:: Data excerpts ::

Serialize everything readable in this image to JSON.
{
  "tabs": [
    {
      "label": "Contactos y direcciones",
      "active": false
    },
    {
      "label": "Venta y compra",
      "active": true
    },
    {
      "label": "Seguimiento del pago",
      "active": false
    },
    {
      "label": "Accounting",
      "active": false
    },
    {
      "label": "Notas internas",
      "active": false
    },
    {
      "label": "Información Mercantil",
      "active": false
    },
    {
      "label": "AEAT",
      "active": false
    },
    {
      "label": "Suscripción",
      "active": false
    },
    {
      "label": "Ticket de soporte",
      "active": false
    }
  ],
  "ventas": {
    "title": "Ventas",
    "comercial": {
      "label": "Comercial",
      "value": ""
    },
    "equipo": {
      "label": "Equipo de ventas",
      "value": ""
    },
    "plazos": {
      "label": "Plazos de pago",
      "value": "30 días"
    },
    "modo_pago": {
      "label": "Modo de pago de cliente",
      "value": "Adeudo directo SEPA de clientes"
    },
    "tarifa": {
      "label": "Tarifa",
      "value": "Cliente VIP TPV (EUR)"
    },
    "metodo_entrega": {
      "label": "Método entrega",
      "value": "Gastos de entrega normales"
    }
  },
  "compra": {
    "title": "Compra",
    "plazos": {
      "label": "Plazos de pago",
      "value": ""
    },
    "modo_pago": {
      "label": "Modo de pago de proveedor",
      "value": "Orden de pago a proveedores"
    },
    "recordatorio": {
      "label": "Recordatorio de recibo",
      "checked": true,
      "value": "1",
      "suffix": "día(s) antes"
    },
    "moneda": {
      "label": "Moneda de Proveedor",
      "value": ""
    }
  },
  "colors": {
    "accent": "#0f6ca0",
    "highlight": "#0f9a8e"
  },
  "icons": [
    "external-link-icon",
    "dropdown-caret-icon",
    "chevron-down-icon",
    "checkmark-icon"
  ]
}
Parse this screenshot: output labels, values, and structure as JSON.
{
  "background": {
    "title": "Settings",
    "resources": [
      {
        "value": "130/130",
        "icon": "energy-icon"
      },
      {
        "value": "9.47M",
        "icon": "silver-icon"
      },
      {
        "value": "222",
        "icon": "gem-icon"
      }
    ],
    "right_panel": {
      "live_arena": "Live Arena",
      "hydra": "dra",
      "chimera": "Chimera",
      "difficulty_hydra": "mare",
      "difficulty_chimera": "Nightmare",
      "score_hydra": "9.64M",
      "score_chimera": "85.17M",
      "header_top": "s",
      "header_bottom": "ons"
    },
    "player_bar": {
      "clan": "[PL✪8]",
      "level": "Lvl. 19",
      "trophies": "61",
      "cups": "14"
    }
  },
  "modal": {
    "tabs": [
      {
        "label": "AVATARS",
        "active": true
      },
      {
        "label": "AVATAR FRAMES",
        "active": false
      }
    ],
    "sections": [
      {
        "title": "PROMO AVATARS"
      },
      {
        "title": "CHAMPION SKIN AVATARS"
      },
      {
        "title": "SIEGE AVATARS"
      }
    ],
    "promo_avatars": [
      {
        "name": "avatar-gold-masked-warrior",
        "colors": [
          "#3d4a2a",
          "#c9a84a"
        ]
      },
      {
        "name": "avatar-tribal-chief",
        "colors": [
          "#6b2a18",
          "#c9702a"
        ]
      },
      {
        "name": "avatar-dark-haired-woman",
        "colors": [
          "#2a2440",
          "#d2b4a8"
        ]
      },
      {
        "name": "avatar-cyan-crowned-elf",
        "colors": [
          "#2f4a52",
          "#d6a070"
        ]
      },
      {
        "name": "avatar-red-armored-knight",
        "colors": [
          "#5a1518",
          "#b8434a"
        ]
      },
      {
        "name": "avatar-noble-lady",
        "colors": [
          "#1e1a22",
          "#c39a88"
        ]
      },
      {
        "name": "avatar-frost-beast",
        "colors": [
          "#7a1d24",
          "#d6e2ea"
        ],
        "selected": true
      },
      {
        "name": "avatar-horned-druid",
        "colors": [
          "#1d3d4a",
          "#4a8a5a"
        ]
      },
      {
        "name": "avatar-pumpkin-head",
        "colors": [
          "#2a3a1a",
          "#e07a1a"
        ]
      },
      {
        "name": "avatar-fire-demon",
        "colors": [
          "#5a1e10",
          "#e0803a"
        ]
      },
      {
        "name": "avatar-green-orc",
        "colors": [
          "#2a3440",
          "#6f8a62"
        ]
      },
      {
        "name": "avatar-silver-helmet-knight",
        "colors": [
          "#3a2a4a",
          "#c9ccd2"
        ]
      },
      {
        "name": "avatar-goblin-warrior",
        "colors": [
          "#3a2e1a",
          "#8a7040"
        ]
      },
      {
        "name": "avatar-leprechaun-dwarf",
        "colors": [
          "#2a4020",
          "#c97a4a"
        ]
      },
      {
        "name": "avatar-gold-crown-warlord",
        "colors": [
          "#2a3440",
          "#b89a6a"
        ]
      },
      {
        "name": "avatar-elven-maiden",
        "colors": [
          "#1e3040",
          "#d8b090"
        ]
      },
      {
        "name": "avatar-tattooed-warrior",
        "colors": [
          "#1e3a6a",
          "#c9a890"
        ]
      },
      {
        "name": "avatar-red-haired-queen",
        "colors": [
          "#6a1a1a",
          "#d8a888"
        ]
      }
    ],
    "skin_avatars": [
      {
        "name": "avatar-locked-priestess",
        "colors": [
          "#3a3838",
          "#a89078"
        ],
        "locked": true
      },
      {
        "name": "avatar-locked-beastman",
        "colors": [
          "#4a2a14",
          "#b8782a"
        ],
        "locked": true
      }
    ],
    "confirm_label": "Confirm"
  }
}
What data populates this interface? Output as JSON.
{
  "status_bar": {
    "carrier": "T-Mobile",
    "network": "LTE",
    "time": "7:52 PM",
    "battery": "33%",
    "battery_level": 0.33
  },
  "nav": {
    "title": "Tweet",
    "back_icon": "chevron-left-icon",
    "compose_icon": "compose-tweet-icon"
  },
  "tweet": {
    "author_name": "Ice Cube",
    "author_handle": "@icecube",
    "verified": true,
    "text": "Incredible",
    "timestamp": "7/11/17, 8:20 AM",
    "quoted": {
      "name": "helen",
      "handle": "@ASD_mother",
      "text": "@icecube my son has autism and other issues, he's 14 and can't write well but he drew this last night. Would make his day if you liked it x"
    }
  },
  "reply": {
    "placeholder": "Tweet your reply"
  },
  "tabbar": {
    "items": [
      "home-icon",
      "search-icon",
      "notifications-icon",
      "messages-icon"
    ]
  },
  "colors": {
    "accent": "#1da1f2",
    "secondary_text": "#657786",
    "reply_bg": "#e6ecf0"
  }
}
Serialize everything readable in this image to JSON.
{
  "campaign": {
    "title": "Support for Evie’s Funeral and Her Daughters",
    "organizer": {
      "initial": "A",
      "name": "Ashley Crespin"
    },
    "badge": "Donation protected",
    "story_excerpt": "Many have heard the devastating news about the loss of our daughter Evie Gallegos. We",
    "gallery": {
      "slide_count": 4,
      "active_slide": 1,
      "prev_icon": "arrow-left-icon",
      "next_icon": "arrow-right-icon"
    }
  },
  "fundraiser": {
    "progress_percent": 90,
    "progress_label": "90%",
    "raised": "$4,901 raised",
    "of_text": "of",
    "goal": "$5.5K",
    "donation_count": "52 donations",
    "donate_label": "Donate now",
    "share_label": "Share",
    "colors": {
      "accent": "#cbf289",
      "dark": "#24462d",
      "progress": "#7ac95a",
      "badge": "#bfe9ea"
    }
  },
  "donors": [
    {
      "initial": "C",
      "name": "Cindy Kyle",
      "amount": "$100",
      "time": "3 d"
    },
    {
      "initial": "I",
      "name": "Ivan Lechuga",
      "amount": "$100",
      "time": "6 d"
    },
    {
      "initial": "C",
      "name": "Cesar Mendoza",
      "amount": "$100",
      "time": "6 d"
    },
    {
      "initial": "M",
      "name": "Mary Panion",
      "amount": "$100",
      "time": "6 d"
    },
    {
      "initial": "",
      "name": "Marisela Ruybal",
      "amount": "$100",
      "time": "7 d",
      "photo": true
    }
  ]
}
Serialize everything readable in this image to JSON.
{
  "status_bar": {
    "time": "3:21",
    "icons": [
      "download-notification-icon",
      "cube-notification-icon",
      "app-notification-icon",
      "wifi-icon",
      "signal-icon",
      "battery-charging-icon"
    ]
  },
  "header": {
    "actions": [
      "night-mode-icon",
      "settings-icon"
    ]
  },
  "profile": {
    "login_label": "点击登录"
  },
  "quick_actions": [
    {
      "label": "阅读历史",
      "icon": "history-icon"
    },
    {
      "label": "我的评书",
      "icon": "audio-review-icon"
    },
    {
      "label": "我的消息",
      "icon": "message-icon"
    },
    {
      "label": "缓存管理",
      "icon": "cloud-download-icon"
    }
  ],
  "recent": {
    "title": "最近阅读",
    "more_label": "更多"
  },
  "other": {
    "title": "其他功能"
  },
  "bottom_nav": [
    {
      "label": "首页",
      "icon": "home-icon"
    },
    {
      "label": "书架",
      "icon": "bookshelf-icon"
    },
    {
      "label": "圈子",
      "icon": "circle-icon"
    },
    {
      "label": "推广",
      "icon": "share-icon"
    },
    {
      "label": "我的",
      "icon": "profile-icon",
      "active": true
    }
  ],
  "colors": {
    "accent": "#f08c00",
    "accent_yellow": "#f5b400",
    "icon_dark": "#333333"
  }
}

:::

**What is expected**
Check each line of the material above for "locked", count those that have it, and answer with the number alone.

**Final answer**
4